WHAT YOU SHOULD DO: Using the entries that follow, please report how many lines contain the word "datetime", with no other words.

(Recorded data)

____________________

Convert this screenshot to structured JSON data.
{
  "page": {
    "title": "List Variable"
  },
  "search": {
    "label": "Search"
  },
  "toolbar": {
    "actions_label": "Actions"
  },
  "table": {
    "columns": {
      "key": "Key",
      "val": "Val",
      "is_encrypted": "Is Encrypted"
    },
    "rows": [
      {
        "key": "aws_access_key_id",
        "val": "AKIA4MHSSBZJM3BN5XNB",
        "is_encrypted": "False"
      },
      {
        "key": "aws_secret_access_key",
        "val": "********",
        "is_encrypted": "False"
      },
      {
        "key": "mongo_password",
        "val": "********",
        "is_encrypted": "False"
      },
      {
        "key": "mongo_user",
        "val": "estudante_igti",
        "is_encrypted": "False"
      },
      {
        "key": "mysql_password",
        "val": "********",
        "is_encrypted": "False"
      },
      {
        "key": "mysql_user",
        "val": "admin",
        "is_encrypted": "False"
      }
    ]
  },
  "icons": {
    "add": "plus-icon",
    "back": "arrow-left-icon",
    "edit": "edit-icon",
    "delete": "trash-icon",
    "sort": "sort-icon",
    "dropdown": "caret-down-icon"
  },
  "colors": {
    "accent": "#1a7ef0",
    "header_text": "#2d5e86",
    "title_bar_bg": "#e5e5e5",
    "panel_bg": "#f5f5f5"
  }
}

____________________

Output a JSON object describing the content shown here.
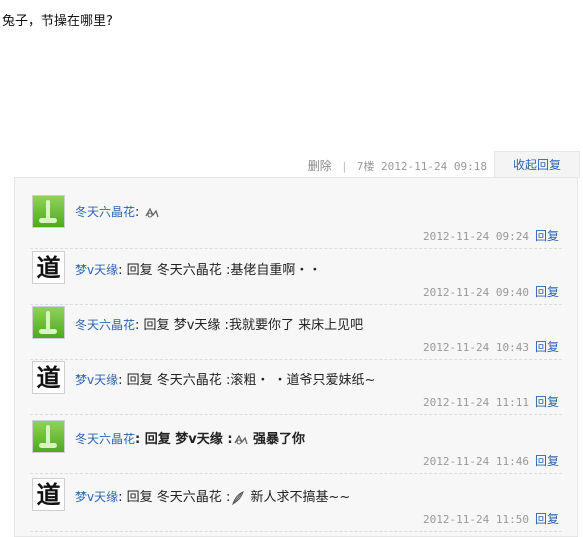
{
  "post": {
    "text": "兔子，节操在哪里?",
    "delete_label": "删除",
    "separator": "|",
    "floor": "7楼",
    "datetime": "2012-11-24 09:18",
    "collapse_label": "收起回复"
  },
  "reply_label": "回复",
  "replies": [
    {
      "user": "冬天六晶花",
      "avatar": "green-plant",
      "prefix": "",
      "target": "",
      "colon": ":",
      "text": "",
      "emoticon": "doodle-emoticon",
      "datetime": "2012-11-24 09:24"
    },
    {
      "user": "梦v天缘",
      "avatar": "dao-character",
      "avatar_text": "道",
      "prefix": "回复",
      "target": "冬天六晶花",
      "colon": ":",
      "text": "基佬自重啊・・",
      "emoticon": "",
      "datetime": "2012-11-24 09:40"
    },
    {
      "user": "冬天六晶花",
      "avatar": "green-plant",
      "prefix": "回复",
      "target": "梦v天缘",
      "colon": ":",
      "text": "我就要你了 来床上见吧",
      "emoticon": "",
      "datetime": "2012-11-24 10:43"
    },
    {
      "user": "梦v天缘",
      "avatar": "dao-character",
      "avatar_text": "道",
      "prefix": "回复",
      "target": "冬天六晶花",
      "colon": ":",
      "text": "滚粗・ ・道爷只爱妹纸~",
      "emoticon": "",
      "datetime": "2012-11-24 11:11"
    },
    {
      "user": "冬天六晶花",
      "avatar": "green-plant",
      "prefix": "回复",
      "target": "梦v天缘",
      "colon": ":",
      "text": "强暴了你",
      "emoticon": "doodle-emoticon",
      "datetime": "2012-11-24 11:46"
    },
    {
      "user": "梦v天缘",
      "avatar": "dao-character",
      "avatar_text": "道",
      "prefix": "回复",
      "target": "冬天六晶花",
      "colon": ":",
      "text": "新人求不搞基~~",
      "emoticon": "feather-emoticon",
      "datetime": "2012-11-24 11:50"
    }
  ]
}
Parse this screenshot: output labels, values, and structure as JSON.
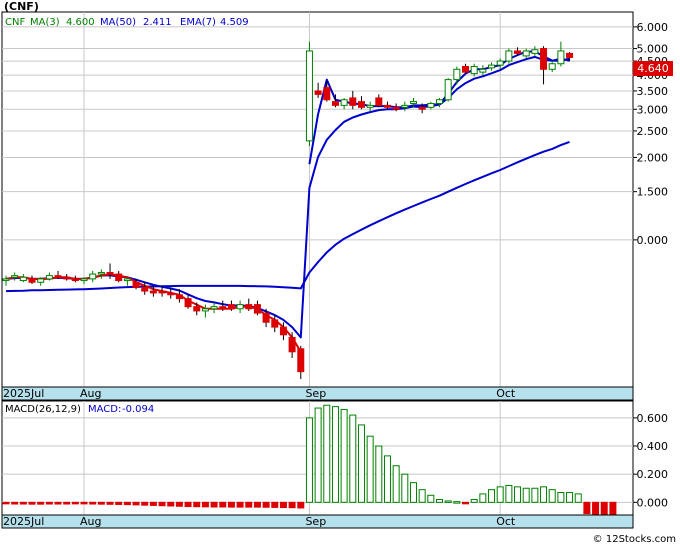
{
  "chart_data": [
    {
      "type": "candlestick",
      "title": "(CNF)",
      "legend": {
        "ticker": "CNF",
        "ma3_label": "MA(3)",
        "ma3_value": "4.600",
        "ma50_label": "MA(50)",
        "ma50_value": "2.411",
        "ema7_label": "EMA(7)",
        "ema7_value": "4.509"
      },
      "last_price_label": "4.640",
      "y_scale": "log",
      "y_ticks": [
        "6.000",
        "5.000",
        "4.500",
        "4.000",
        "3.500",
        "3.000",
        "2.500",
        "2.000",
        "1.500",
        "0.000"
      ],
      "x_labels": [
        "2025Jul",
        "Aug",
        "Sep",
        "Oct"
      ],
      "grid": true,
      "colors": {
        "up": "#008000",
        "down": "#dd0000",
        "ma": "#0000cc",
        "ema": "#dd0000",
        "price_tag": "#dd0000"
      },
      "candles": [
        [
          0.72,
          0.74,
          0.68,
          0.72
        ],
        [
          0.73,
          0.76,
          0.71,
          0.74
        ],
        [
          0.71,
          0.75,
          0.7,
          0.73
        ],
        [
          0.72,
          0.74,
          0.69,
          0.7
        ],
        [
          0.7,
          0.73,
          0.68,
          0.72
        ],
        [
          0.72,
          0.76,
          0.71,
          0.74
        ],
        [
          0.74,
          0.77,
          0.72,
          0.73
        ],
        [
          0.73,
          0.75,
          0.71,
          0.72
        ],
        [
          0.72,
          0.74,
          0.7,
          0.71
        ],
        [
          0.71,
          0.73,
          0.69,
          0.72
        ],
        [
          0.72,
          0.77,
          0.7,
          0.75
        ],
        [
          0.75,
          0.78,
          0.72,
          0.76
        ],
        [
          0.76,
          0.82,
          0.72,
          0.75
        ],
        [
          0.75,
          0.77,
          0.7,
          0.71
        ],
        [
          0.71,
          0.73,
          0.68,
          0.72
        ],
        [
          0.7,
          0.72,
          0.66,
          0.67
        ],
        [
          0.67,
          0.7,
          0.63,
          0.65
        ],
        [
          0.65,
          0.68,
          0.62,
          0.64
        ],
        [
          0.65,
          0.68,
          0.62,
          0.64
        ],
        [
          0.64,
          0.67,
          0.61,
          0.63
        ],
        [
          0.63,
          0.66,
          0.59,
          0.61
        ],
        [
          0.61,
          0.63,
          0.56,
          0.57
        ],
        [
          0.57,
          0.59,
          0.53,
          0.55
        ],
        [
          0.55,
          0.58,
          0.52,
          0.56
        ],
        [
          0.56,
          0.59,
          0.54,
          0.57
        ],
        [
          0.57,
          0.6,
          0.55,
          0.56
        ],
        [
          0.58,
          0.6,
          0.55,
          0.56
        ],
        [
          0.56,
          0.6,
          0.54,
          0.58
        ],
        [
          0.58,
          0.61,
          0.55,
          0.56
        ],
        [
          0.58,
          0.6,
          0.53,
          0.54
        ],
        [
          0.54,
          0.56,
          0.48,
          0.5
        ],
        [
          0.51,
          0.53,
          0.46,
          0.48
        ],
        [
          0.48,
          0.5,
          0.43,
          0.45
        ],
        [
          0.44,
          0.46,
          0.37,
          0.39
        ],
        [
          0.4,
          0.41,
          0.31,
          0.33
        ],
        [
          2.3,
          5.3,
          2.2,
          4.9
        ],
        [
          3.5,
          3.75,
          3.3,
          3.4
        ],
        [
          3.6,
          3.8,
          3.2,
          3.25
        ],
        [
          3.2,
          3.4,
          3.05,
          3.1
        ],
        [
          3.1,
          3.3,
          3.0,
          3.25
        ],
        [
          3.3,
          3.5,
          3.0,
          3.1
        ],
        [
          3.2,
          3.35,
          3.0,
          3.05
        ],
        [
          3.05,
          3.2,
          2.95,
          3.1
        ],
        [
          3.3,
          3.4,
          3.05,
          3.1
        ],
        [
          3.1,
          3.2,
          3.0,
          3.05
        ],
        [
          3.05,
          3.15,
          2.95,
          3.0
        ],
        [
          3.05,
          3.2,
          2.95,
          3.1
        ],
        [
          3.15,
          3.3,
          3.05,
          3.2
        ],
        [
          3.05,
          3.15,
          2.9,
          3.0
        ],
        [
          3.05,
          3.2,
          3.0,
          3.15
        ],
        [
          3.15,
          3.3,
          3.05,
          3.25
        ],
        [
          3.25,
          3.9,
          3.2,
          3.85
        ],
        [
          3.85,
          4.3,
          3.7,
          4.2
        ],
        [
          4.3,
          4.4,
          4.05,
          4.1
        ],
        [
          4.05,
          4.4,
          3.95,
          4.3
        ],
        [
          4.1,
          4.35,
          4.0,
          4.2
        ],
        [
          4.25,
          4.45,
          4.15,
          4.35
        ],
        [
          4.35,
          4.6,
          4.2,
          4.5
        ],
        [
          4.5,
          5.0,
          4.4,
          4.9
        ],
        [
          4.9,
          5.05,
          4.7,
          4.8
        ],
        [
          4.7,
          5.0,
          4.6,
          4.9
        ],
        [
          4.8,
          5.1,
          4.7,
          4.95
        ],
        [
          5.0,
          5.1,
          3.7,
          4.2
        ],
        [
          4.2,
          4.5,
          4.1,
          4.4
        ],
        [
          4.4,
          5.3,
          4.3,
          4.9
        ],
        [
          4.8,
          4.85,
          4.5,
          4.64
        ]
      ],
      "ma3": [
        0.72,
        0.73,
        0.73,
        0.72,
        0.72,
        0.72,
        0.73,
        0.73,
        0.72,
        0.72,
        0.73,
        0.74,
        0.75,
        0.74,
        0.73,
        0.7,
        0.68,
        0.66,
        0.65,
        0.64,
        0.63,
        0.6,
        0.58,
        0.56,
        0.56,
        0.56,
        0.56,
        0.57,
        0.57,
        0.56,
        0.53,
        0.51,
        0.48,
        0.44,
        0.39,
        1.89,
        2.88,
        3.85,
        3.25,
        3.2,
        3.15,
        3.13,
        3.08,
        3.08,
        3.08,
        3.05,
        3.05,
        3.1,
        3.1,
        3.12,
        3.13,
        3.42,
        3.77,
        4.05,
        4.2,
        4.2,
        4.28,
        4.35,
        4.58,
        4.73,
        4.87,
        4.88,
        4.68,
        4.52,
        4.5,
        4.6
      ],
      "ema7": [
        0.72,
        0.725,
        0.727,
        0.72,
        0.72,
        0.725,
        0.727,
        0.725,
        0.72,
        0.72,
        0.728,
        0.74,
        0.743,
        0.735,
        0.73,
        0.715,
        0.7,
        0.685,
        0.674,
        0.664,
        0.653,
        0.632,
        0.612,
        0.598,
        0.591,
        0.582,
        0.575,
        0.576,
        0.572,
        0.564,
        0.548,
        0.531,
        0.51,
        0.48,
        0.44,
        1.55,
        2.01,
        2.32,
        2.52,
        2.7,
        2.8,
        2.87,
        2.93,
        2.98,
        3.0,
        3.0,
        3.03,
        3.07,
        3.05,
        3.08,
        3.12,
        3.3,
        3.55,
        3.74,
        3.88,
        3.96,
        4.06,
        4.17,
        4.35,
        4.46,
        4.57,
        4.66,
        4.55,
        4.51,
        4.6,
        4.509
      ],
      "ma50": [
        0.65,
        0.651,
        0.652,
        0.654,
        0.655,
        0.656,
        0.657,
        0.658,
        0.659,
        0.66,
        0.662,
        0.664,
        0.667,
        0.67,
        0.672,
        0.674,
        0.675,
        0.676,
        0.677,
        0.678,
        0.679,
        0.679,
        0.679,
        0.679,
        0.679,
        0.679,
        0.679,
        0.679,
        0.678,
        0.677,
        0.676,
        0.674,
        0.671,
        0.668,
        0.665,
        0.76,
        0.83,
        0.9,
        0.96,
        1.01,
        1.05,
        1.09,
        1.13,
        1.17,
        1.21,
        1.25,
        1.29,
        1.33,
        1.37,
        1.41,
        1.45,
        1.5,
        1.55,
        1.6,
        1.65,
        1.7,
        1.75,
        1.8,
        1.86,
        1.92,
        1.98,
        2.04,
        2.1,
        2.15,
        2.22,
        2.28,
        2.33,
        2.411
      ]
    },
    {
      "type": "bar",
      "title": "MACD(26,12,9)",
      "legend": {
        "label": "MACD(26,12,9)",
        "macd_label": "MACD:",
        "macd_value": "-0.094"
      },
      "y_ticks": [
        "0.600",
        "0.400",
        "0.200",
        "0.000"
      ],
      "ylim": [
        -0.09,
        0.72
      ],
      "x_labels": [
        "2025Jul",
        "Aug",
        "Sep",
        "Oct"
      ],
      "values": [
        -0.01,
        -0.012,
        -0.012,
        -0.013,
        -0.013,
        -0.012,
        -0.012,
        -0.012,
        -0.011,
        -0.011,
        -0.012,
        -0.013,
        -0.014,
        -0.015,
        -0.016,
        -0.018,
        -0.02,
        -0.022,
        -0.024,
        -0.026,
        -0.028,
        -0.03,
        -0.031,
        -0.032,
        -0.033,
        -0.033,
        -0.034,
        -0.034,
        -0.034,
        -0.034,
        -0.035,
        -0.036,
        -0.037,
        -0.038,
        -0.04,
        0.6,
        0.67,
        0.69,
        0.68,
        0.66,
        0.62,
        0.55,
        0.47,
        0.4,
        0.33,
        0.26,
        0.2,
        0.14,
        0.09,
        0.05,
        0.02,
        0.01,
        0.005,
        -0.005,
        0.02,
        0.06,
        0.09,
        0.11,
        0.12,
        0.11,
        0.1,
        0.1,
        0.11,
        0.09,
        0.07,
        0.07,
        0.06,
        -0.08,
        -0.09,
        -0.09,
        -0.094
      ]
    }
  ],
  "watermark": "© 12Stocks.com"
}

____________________

EXERCISE ANSWER: 7